Is it because they can’t tell the Casa Grecque
from the Cabane Grecque?
Because they drown in buckets of oversalted feta,
or they have lost their ways through white tablecloths
and folded napkins returning from the restrooms?

Later in the poem, the narrator becomes more fatalistic:

Everyone knows there won’t be any turnaround.
Restaurants don’t resurrect themselves, not monsters like these.
They burn down two days before the last busboy is fired,
they burn down and they never come back.

This is not an ode to the ordinary in the vein of say, Sharon Olds, but rather an attempt to scribble the unwritten histories of places before they get burned down for the insurance payout. If the adage is correct that history is written by the victors, then Freure seems to be documenting the flip of that, no matter how Pyrrhic that may be of an endeavor.

There’s a similar arc in the poem “Friendship Cove,” named after the now-shuttered Griffintown DIY indie music venue. As the narrator says, “No one plays at Friendship Cove. / Cushfield and Wakeman wait for Graham Van Pelt’s last chorus to / rattle the aluminum.” Reading Everyone Rides the Bus in a City of Losers doesn’t require a classical education or knowledge of mythological allusions, though some patience helps as one unravels the tightly wound references to the hipster terroir of Montreal, or at least a passing knowledge of Canadian indie pop, like Graham Van Pelt’s Miracle Fortress. Here, the narrator provides an acerbic requiem for the space: the scene is dead. Long live the scene?

Freure’s poems in this collection, at times ironic, snarly, and rough-hewn, seem miles apart from the sparkling, contemplative work of Mark Doty. In fact, they are. Yet they share a similar interest in documenting, what Doty posed as, “an art / mouthed to the shape of how soft things are, / how good, before they disappear” in his poem “The Ware Collection of Glass Flowers and Fruit, Harvard Museum.” Doty’s poem is, among other things, a meditation on the transience of life through the lens of the glass flowers (“And why did a god so invested in permanence / choose so fragile a medium, the last material / he might expect to last?”). Fruere on the other hand, seems more interested in the transience of under-the-radar, physical place than Doty’s existential question.

That works too—we need the Wildean gutter in order to see the stars, after all. In “Rue Dorion,” the narrator states, “You and I always shared one thing, though, and if it wasn’t always / art, / it was definitely always losing, / losing until the orchestra’s toned down to the last silly klezmer / chord. . . .” One can imagine the speaker as someone like Lester Bangs, sharing that the only currency in a bankrupt world is what you share when you’re uncool.
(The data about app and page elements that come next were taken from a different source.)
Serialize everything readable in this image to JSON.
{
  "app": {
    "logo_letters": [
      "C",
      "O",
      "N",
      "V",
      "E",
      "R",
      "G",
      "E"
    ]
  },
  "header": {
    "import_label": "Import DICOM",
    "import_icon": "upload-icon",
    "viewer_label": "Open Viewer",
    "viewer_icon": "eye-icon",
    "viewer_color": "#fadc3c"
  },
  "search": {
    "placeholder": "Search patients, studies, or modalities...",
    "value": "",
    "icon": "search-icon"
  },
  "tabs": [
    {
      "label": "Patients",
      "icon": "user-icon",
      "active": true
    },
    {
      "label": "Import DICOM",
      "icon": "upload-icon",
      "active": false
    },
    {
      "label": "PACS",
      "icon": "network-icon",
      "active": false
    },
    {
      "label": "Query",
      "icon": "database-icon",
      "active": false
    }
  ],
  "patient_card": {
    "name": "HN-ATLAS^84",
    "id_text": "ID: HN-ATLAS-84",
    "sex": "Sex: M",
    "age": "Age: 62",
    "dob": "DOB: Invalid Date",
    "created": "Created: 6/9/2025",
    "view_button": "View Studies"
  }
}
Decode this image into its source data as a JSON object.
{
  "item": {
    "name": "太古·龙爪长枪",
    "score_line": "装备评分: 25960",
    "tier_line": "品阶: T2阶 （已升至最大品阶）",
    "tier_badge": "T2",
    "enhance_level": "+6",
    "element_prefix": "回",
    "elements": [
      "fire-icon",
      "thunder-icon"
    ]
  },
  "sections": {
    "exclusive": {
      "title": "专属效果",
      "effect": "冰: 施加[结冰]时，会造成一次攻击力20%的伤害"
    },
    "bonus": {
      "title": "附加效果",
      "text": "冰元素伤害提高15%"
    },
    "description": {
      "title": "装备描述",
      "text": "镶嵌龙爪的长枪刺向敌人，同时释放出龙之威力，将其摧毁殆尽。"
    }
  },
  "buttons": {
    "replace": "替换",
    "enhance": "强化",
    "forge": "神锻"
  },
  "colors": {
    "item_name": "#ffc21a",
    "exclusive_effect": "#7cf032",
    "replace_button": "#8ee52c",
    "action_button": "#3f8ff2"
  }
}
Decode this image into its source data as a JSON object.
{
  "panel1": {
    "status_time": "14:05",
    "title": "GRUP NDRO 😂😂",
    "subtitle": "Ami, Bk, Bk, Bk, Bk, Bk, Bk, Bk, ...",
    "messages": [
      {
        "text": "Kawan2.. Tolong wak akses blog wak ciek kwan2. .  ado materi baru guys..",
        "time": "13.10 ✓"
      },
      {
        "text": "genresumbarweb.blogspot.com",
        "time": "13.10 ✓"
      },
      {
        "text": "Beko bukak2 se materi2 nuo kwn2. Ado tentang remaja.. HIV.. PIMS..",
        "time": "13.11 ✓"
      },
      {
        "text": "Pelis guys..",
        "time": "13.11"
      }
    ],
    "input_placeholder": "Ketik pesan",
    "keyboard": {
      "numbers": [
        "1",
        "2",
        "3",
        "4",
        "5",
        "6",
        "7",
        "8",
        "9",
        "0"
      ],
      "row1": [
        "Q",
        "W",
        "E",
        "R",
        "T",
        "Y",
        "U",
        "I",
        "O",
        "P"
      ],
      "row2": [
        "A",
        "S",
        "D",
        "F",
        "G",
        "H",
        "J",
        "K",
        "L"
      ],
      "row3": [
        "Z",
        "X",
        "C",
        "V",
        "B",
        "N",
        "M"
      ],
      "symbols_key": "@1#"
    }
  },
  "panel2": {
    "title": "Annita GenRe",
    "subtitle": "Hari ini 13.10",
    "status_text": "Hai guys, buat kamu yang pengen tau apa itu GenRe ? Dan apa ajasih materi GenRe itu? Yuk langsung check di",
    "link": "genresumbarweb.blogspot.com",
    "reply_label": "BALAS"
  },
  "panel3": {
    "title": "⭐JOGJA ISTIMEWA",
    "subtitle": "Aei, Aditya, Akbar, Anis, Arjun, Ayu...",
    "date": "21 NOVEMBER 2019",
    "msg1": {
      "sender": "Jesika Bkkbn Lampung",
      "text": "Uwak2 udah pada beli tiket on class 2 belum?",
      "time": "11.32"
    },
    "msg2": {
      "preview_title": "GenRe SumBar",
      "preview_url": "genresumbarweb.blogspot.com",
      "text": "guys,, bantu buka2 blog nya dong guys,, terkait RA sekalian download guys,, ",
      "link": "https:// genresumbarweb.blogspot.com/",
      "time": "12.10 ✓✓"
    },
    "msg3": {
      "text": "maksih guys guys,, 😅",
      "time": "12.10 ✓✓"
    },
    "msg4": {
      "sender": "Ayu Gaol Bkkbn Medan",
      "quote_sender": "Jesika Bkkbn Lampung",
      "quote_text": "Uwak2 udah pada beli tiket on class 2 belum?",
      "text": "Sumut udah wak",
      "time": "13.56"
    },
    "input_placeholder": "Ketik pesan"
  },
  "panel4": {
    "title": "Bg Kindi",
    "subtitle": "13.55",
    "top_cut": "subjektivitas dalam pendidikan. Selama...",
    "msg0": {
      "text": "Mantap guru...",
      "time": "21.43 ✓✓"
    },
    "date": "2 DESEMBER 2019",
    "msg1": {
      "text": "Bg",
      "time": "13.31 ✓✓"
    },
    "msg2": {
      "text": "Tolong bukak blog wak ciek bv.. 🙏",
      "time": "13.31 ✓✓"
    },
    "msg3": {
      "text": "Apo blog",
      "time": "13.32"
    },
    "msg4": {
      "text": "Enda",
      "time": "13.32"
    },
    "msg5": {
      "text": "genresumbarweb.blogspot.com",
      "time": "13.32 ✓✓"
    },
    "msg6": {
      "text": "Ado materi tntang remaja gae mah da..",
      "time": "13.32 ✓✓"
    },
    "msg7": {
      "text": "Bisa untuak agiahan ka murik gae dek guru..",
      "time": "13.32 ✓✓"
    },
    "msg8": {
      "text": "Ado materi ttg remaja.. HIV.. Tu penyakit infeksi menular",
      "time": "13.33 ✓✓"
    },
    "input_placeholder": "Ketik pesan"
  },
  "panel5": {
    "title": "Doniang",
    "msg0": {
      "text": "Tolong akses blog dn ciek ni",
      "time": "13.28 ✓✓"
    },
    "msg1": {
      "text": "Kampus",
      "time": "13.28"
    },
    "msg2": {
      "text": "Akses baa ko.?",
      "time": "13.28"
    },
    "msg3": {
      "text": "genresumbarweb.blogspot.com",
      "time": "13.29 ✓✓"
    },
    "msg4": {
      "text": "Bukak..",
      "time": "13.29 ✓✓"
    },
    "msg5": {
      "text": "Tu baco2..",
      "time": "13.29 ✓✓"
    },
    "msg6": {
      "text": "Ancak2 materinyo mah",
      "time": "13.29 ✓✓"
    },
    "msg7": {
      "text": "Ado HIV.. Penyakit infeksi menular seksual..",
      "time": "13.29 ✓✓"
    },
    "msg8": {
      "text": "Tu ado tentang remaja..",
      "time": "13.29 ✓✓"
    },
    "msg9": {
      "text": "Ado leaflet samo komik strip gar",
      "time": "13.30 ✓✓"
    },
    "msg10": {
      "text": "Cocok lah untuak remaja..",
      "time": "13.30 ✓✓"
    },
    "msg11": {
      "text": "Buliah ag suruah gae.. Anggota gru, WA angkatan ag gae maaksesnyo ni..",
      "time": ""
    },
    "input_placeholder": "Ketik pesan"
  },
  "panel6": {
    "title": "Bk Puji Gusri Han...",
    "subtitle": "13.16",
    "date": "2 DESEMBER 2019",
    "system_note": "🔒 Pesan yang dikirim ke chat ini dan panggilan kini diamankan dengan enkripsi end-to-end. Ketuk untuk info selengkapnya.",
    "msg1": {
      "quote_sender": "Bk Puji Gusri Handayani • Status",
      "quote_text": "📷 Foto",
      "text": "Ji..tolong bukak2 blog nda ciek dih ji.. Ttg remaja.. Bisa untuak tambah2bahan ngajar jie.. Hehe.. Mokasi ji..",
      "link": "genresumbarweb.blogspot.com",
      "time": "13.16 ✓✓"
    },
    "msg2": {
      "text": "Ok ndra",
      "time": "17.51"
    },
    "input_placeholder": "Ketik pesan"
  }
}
It’s that great rhetorical flip side: What do we gain by losing, how can loss be marked?

“Everyone rides the bus in a city of losers” from “St-Michel,” and the title for this collection, can be traced back to a riff on an apocryphal statement from Margaret Thatcher. You could also slip a lyric by The Replacements again, this time from “Kiss Me on the Bus.” As Westerberg sings “On the bus, everyone’s looking forward,” the seats on the bus are arranged to go one way, so it’s a play on words—ironic and a little childish—but then again, so are The Replacements. While the narrator of these poems may prefer Les Deuxluxes to the ‘Mats, one could imagine them scribbling that quip down. Here the narrator rides public transportation, “looking forward,” while casting backward for beloved places that have long since disappeared, sitting with other riders in a collective experience, feeling entirely alone.

About the Reviewer

Dan Varley's essays and reviews have appeared in Mockingbird, The American Interest, and Colorado Review. He is working on a book of short stories and poems. He lives in Brooklyn and received his BA in English literature from Bowdoin College.